- **EXERCISE INPUTS**:
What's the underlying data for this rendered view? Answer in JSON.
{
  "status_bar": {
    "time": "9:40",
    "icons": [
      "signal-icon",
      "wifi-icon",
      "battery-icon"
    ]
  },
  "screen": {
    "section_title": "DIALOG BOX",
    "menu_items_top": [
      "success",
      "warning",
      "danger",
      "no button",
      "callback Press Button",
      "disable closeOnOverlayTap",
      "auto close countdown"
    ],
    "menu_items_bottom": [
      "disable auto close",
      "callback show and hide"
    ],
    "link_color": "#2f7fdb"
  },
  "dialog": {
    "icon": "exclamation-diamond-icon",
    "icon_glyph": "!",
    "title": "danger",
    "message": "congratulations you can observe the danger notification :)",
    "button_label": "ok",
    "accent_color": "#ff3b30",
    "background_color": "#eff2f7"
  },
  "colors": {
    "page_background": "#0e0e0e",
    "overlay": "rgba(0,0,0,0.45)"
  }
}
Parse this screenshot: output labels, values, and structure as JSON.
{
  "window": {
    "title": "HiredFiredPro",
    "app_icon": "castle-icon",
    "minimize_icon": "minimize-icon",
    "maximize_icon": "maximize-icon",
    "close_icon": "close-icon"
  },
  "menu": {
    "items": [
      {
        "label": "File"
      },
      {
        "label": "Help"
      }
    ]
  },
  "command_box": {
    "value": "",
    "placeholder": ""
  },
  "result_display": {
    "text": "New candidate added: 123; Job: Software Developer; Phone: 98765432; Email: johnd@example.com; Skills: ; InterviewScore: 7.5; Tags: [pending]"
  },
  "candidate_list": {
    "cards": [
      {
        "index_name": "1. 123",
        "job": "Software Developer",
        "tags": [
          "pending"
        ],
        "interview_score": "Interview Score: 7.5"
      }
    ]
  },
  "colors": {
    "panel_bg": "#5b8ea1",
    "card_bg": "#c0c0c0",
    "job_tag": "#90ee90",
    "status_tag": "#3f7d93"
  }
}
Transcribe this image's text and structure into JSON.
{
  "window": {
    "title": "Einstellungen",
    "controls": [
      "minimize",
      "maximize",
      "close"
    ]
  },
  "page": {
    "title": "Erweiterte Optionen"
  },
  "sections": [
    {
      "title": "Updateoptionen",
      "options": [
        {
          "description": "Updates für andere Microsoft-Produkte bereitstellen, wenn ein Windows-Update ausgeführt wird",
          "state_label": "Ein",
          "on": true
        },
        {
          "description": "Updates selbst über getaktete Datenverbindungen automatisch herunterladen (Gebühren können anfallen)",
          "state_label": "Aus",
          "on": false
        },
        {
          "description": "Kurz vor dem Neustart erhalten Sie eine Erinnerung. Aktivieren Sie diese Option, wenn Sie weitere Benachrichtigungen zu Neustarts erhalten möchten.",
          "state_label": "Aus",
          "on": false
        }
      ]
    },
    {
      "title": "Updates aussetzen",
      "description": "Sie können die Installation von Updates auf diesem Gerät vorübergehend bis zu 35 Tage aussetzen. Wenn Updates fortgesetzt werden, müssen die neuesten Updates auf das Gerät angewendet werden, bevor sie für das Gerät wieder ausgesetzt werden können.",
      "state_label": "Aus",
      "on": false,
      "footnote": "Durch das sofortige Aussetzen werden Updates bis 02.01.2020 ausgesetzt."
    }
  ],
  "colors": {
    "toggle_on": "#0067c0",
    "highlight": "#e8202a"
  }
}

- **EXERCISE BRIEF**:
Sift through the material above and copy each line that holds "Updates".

- **WRITTEN RESPONSE**:
          "description": "Updates für andere Microsoft-Produkte bereitstellen, wenn ein Windows-Update ausgeführt wird",
          "description": "Updates selbst über getaktete Datenverbindungen automatisch herunterladen (Gebühren können anfallen)",
      "title": "Updates aussetzen",
      "description": "Sie können die Installation von Updates auf diesem Gerät vorübergehend bis zu 35 Tage aussetzen. Wenn Updates fortgesetzt werden, müssen die neuesten Updates auf das Gerät angewendet werden, bevor sie für das Gerät wieder ausgesetzt werden können.",
      "footnote": "Durch das sofortige Aussetzen werden Updates bis 02.01.2020 ausgesetzt."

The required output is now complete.